BRIEF -> Could you print the stretch of lines below from the one with "Serialize everything readable" through the one with "Parse this screenshot: output", exactly as they stand and without any pictures?

DATA SECTION ->
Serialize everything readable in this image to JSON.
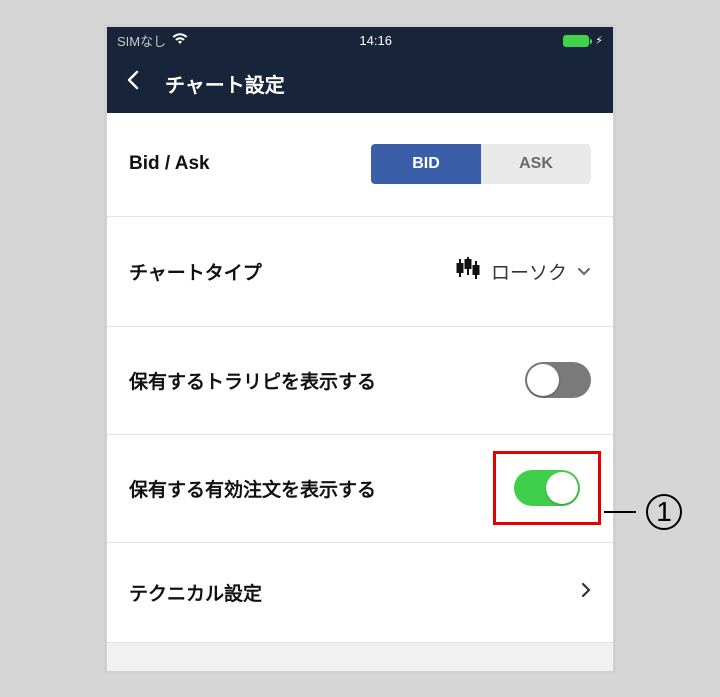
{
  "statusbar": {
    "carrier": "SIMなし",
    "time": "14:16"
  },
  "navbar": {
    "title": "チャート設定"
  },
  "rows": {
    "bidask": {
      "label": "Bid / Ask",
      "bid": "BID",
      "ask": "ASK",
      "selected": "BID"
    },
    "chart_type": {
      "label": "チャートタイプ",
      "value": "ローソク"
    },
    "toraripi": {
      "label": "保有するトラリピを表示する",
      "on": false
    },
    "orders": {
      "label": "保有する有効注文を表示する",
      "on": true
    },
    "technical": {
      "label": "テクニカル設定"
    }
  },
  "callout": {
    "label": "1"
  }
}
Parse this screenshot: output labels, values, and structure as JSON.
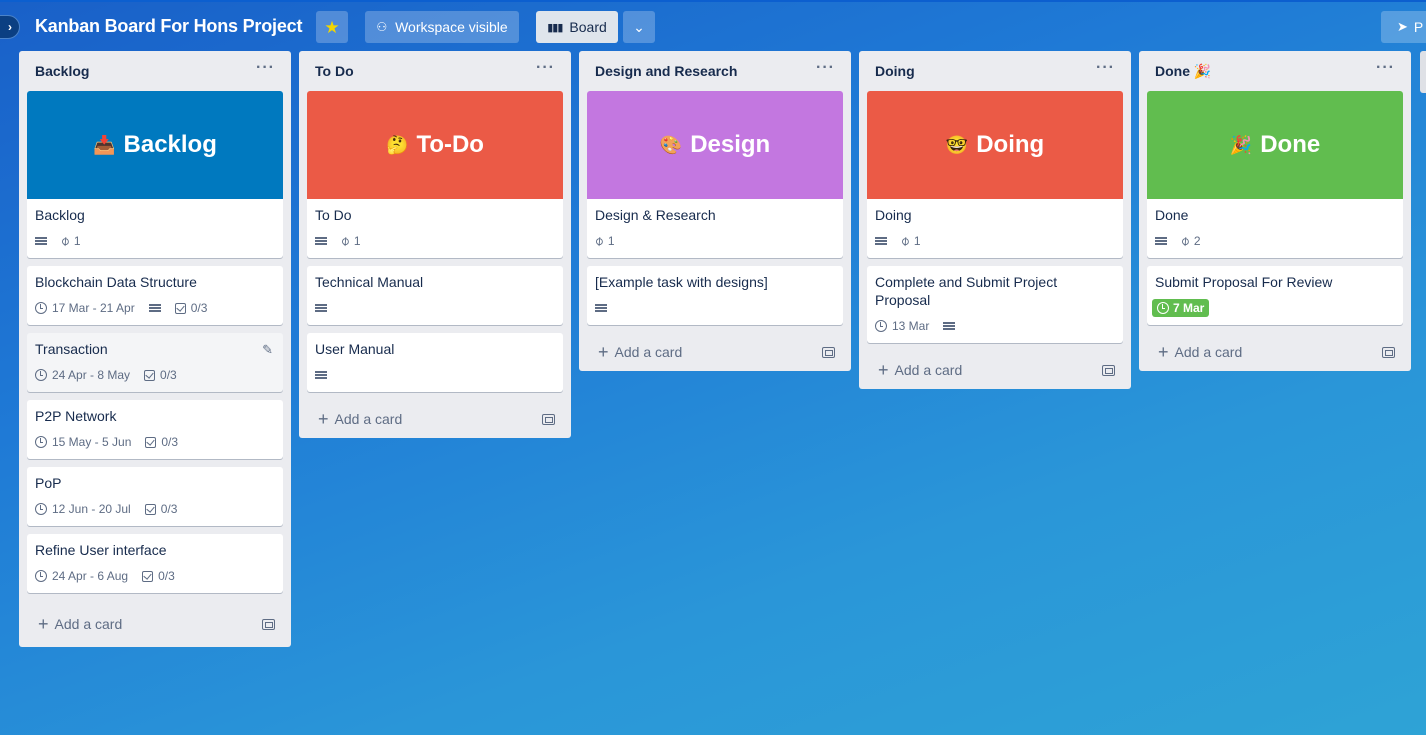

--

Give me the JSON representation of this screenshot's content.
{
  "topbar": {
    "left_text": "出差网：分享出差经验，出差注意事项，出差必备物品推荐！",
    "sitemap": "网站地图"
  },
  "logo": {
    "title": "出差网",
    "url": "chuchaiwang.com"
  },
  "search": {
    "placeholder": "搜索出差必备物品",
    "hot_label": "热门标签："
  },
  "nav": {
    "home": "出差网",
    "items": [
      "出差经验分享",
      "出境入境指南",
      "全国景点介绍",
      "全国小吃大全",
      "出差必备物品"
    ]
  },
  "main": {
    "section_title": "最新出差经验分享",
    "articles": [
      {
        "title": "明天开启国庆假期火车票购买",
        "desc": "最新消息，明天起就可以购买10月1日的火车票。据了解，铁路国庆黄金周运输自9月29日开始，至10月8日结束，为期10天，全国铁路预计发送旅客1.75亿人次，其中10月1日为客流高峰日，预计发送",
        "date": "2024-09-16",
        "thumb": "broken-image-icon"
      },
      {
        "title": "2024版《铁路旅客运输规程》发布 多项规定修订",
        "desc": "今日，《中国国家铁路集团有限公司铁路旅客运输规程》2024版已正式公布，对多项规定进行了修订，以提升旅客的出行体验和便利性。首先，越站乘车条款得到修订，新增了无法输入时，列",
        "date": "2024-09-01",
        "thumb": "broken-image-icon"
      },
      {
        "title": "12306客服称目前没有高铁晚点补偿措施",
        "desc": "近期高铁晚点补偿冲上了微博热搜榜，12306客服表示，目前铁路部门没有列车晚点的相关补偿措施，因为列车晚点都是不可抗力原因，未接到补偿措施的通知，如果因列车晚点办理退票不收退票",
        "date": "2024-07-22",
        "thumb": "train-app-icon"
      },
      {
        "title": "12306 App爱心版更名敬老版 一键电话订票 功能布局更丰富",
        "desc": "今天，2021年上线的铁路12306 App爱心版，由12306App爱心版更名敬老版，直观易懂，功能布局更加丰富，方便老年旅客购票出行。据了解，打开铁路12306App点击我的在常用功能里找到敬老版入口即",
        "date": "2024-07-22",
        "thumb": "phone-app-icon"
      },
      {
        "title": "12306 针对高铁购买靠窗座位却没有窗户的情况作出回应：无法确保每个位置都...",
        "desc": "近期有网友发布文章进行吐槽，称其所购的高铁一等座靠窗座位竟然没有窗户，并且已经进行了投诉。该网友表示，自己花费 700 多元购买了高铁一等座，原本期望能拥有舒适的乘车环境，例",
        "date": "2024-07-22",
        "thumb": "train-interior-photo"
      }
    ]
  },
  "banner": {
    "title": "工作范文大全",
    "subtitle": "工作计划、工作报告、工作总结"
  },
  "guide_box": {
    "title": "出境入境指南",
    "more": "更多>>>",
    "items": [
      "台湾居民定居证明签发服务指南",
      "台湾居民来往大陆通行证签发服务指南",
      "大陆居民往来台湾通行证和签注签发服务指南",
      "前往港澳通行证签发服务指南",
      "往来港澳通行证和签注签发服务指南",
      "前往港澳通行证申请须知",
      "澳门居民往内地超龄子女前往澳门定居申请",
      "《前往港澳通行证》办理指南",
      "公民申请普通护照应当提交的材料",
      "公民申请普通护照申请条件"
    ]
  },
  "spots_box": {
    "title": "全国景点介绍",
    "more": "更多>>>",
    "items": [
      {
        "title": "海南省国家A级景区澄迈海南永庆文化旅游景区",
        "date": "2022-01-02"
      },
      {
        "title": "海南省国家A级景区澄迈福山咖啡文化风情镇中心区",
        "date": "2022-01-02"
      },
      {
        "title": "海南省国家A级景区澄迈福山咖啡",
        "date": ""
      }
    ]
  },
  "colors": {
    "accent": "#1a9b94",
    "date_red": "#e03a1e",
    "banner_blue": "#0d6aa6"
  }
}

EXERCISE OUTPUT ->
Serialize everything readable in this image to JSON.
{
  "statusbar": {
    "carrier": "SIMなし",
    "time": "14:16"
  },
  "navbar": {
    "title": "チャート設定"
  },
  "rows": {
    "bidask": {
      "label": "Bid / Ask",
      "bid": "BID",
      "ask": "ASK",
      "selected": "BID"
    },
    "chart_type": {
      "label": "チャートタイプ",
      "value": "ローソク"
    },
    "toraripi": {
      "label": "保有するトラリピを表示する",
      "on": false
    },
    "orders": {
      "label": "保有する有効注文を表示する",
      "on": true
    },
    "technical": {
      "label": "テクニカル設定"
    }
  },
  "callout": {
    "label": "1"
  }
}
Parse this screenshot: output labels, values, and structure as JSON.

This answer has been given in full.